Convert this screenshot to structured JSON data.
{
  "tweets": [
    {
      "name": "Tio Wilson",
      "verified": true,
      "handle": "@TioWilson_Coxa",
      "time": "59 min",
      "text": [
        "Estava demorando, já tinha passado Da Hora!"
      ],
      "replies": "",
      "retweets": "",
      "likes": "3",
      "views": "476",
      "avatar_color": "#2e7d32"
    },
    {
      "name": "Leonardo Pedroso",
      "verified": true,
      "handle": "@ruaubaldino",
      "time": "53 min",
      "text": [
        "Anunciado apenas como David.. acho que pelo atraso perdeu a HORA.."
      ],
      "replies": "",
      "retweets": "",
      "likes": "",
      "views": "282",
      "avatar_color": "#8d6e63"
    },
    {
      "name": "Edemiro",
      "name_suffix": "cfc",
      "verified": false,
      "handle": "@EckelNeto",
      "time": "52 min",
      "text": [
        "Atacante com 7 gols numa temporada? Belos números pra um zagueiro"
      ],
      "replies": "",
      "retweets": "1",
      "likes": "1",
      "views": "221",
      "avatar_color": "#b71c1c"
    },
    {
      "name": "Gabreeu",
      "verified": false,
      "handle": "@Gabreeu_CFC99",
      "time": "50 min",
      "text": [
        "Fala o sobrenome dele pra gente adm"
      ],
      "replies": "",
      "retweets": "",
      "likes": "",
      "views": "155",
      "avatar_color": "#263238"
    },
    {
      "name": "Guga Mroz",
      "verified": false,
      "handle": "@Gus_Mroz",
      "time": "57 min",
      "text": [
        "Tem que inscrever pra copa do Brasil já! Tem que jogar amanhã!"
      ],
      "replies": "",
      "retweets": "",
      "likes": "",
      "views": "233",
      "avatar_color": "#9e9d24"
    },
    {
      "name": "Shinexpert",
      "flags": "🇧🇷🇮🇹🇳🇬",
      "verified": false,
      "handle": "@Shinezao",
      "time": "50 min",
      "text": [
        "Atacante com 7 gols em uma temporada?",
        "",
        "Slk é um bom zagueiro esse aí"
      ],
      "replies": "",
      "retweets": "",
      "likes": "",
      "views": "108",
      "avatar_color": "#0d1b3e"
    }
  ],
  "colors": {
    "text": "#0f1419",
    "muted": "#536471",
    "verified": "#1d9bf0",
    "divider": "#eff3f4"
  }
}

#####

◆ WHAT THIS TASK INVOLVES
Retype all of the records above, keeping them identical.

◆ SOLVED EXERCISE
Convert this screenshot to structured JSON data.
{
  "tweets": [
    {
      "name": "Tio Wilson",
      "verified": true,
      "handle": "@TioWilson_Coxa",
      "time": "59 min",
      "text": [
        "Estava demorando, já tinha passado Da Hora!"
      ],
      "replies": "",
      "retweets": "",
      "likes": "3",
      "views": "476",
      "avatar_color": "#2e7d32"
    },
    {
      "name": "Leonardo Pedroso",
      "verified": true,
      "handle": "@ruaubaldino",
      "time": "53 min",
      "text": [
        "Anunciado apenas como David.. acho que pelo atraso perdeu a HORA.."
      ],
      "replies": "",
      "retweets": "",
      "likes": "",
      "views": "282",
      "avatar_color": "#8d6e63"
    },
    {
      "name": "Edemiro",
      "name_suffix": "cfc",
      "verified": false,
      "handle": "@EckelNeto",
      "time": "52 min",
      "text": [
        "Atacante com 7 gols numa temporada? Belos números pra um zagueiro"
      ],
      "replies": "",
      "retweets": "1",
      "likes": "1",
      "views": "221",
      "avatar_color": "#b71c1c"
    },
    {
      "name": "Gabreeu",
      "verified": false,
      "handle": "@Gabreeu_CFC99",
      "time": "50 min",
      "text": [
        "Fala o sobrenome dele pra gente adm"
      ],
      "replies": "",
      "retweets": "",
      "likes": "",
      "views": "155",
      "avatar_color": "#263238"
    },
    {
      "name": "Guga Mroz",
      "verified": false,
      "handle": "@Gus_Mroz",
      "time": "57 min",
      "text": [
        "Tem que inscrever pra copa do Brasil já! Tem que jogar amanhã!"
      ],
      "replies": "",
      "retweets": "",
      "likes": "",
      "views": "233",
      "avatar_color": "#9e9d24"
    },
    {
      "name": "Shinexpert",
      "flags": "🇧🇷🇮🇹🇳🇬",
      "verified": false,
      "handle": "@Shinezao",
      "time": "50 min",
      "text": [
        "Atacante com 7 gols em uma temporada?",
        "",
        "Slk é um bom zagueiro esse aí"
      ],
      "replies": "",
      "retweets": "",
      "likes": "",
      "views": "108",
      "avatar_color": "#0d1b3e"
    }
  ],
  "colors": {
    "text": "#0f1419",
    "muted": "#536471",
    "verified": "#1d9bf0",
    "divider": "#eff3f4"
  }
}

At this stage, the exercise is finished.